Usually new technology seen in racing eventually trickles down to consumer vehicles after a few years of development and testing. What happens then when an entire motorcycle makes the transition from race bike to street bike? The answer is the $20,400 Energica, an all-electric sportbike from Italian manufacturer CRP Racing. If the CRP name sounds […]
Part Electric Motorcycle, Part Bicycle: The Greyp G-12 – Video
We’re no strangers to electric motorcycles around here, having ridden our fair share of them, but this electric bicycle, the $7900 Greyp G-12, offers the kind of performance we’re used to seeing from gas-powered scooters. All in a package you can still pedal through a trail or at the beach.

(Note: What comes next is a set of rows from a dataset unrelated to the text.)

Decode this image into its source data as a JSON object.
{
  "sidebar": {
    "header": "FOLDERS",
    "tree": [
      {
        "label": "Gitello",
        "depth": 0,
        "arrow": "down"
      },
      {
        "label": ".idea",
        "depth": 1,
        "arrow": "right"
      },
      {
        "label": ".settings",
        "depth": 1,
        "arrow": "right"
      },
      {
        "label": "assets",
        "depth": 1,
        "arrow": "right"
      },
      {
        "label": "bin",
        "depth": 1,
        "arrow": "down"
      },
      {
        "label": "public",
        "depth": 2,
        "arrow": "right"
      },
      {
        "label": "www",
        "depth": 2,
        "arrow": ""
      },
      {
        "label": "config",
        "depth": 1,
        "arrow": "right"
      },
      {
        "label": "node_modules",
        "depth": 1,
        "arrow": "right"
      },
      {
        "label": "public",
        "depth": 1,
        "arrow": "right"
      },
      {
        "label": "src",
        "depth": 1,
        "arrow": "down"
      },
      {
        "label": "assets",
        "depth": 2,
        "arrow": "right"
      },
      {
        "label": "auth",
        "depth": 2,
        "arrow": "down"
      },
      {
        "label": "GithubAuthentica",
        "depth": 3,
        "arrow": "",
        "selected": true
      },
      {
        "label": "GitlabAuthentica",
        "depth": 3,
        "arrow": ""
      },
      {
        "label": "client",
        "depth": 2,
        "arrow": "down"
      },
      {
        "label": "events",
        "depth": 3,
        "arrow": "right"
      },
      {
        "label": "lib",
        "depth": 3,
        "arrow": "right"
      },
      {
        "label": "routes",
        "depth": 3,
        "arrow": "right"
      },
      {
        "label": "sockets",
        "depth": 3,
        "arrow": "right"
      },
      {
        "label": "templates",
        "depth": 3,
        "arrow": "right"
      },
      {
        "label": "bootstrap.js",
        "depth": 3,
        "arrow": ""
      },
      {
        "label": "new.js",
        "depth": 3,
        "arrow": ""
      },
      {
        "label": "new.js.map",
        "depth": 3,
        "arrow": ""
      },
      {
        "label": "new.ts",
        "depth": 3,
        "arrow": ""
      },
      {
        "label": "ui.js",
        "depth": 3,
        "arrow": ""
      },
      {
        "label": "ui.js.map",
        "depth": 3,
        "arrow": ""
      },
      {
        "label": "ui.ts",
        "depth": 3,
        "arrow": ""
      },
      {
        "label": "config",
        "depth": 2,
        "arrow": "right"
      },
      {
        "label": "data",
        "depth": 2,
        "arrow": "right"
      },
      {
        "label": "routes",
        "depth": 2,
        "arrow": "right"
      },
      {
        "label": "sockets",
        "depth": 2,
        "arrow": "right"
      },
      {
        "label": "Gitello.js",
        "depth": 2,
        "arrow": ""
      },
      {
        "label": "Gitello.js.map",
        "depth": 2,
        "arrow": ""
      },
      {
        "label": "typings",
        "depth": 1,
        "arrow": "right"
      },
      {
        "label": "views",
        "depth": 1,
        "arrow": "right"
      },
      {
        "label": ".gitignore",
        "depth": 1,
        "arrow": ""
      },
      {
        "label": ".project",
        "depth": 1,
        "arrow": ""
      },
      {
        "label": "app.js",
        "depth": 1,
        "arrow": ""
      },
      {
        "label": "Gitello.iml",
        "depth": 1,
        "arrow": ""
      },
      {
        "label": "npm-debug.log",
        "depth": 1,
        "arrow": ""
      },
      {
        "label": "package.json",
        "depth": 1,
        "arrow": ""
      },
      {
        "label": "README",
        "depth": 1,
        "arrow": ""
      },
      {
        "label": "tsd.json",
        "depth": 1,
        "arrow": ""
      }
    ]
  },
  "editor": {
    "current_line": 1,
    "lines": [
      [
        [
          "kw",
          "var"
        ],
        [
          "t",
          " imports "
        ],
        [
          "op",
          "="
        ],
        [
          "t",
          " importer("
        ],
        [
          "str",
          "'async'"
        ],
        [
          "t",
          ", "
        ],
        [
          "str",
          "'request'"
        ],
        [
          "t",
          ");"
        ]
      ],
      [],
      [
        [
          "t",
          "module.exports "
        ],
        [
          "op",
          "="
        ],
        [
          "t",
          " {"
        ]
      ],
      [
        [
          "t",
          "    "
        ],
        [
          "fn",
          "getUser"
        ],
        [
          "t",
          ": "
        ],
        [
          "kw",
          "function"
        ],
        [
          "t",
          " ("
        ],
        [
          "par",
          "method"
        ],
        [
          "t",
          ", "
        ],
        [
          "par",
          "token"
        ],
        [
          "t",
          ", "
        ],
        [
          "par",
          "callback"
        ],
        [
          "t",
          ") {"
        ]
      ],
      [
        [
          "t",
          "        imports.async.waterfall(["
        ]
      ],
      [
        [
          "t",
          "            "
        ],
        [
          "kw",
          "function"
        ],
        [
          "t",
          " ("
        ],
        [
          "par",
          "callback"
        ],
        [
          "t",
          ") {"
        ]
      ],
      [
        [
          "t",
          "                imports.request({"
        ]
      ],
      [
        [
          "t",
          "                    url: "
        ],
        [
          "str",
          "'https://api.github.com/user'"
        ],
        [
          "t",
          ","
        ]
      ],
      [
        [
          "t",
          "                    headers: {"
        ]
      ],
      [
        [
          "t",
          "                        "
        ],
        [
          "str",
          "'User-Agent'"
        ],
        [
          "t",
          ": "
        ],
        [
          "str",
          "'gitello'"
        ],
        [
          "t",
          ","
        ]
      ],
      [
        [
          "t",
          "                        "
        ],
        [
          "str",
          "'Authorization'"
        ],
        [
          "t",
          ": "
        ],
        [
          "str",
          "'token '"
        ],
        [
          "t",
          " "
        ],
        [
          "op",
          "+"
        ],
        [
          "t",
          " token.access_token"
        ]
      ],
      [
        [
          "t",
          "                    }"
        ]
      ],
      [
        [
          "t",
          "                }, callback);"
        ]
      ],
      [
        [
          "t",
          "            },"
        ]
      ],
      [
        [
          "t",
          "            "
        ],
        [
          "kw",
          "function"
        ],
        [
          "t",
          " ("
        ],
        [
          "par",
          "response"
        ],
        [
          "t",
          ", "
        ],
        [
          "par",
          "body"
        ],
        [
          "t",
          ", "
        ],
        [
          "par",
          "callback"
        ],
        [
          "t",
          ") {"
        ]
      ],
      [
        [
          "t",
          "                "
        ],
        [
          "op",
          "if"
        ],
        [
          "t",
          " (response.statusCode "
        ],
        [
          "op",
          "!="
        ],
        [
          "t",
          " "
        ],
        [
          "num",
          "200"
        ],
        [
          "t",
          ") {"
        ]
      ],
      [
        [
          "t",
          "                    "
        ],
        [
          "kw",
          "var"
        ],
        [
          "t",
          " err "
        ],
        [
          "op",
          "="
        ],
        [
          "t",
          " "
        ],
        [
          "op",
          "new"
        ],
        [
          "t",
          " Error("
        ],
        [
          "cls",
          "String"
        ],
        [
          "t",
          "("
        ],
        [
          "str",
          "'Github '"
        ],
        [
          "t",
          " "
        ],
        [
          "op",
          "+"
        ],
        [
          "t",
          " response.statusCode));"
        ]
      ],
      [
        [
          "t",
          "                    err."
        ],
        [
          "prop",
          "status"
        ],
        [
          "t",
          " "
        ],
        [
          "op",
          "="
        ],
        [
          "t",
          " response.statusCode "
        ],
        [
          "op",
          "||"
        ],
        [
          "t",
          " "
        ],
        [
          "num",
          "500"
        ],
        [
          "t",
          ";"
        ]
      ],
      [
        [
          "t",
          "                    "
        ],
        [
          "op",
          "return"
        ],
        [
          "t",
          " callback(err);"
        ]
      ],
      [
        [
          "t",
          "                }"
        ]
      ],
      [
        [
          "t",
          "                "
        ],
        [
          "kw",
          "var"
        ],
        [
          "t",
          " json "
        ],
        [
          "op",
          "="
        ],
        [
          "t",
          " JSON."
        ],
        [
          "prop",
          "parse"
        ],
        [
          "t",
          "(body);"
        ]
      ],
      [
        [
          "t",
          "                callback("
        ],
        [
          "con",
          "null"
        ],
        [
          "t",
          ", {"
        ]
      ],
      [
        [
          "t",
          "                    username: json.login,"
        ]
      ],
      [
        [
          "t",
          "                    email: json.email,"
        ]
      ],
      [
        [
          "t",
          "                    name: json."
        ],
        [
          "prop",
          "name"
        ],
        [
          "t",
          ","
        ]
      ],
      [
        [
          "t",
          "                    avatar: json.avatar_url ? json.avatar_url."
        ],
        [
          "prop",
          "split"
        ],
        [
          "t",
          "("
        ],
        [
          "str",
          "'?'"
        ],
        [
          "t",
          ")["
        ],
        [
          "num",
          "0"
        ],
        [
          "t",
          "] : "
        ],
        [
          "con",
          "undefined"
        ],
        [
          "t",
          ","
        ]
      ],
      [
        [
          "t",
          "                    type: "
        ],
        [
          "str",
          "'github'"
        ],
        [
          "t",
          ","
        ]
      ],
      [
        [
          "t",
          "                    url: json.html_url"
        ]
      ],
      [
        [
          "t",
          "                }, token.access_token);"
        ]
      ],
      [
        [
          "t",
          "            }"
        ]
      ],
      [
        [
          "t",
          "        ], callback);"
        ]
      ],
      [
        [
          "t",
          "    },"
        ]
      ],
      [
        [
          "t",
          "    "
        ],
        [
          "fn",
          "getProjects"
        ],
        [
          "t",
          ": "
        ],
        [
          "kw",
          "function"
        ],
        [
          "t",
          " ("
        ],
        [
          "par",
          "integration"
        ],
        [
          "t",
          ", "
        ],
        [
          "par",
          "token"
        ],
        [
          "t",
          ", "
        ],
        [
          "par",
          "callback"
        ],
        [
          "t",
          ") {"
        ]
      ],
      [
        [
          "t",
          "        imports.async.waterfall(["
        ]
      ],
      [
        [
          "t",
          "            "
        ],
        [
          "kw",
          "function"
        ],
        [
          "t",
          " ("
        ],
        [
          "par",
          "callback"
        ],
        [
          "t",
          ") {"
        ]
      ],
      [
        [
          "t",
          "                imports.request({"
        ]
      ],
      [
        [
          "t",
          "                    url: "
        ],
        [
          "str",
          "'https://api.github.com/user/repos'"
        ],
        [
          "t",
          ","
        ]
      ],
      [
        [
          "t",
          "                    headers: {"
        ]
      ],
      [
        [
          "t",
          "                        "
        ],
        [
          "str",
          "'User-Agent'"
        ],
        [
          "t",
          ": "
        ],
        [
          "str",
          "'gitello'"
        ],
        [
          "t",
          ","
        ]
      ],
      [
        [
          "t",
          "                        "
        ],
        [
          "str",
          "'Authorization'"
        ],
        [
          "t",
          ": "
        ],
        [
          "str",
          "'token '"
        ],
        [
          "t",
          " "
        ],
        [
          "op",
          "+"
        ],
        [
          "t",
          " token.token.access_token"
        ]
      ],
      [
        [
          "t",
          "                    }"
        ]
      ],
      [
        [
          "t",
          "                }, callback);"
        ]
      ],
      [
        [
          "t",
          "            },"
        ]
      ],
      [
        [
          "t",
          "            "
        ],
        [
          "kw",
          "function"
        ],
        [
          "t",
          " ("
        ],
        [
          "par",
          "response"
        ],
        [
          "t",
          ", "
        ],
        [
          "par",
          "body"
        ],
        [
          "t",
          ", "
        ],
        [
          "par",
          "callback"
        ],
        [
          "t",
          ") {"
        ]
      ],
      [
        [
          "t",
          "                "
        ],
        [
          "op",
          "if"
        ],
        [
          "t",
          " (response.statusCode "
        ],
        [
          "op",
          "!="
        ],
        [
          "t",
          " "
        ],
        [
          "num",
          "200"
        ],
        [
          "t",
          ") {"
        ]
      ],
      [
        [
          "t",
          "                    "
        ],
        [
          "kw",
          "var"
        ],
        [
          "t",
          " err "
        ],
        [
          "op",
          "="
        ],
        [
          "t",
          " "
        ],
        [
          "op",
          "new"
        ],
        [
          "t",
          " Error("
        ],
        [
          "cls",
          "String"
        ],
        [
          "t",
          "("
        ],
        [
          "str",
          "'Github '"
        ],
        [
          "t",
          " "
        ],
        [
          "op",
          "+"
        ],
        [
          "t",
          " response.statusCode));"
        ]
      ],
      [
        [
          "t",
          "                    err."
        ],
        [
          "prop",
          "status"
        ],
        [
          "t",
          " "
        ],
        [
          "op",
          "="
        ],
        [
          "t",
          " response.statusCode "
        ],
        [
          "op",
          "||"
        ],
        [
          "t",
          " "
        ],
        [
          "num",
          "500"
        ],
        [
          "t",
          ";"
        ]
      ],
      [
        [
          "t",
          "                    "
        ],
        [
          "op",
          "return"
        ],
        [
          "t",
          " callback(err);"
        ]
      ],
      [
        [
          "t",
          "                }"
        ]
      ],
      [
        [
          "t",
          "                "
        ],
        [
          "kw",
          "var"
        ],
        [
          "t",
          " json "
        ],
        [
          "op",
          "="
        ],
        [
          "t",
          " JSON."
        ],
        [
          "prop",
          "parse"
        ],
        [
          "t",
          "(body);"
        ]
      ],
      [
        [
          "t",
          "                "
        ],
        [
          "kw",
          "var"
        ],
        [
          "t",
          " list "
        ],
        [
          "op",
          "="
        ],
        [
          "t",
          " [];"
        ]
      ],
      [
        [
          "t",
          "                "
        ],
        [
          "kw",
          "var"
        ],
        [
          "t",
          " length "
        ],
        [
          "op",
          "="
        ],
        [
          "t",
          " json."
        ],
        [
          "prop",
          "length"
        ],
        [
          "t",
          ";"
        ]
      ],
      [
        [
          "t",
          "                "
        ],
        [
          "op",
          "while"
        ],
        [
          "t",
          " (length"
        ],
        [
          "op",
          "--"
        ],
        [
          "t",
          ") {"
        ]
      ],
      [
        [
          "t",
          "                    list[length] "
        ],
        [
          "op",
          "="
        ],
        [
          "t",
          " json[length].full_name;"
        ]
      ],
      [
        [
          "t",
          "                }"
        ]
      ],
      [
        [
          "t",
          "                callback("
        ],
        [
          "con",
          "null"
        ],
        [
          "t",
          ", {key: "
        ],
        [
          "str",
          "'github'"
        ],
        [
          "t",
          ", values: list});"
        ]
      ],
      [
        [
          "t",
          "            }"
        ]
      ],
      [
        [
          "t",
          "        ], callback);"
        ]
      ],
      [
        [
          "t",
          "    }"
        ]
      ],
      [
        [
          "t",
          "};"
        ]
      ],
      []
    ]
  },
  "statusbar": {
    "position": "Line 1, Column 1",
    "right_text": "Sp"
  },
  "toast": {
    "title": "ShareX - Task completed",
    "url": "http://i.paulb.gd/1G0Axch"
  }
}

Starting at its guts, a hub-mounted electric motor puts out 16 horses and is fueled by a 1.3kWh battery equipped with Lithium Nanophosphate cells Greyp claims are “the best battery cells currently in existence.” That works out to a 40 mph top speed, and 75-mile range purely on electricity. Should you decide to input some human power on the pedals, the range is really up to you. Consider it a human-electric hybrid. Also, the G-12 features regenerative braking, so the 75-mile figure is merely a guideline should you not want to pedal at all. Still, the Greyp website lists recharge time as 80 minutes using a standard European 220v outlet.
As impressive as the G-12 is, this is only the beginning. Activating the bicycle’s electronic features requires users (up to 50) to input their thumb print on the dashboard scanner — a handy safety feature, even, for motorcycles. Speaking of the dashboard, the five-inch color touchscreen rivals some motorcycles we’ve seen, with display functions for speed, battery levels, motor temperature, range and toggling ability for the different power modes.
Yes, the G-12 has three pre-set power modes: Street, Eco and Power with similar functions we’ve seen on motorcycles. Moving away from the electronics, the G-12 is constructed from high-tensile steel with suspension front and rear, though body panels are carbon fiber to keep weight down on the 108-pound bike. Greyp says the regenerative braking qualities are enough so the G-12 doesn’t need traditional hydraulic brakes, but the bike comes equipped with disc brakes anyway.
All told, the Greyp G-12 looks like a fun, albeit expensive, toy. One we’d love to ride on the trails like the guy in the video below. Visit the Greyp website for more details on the bike and how to order one.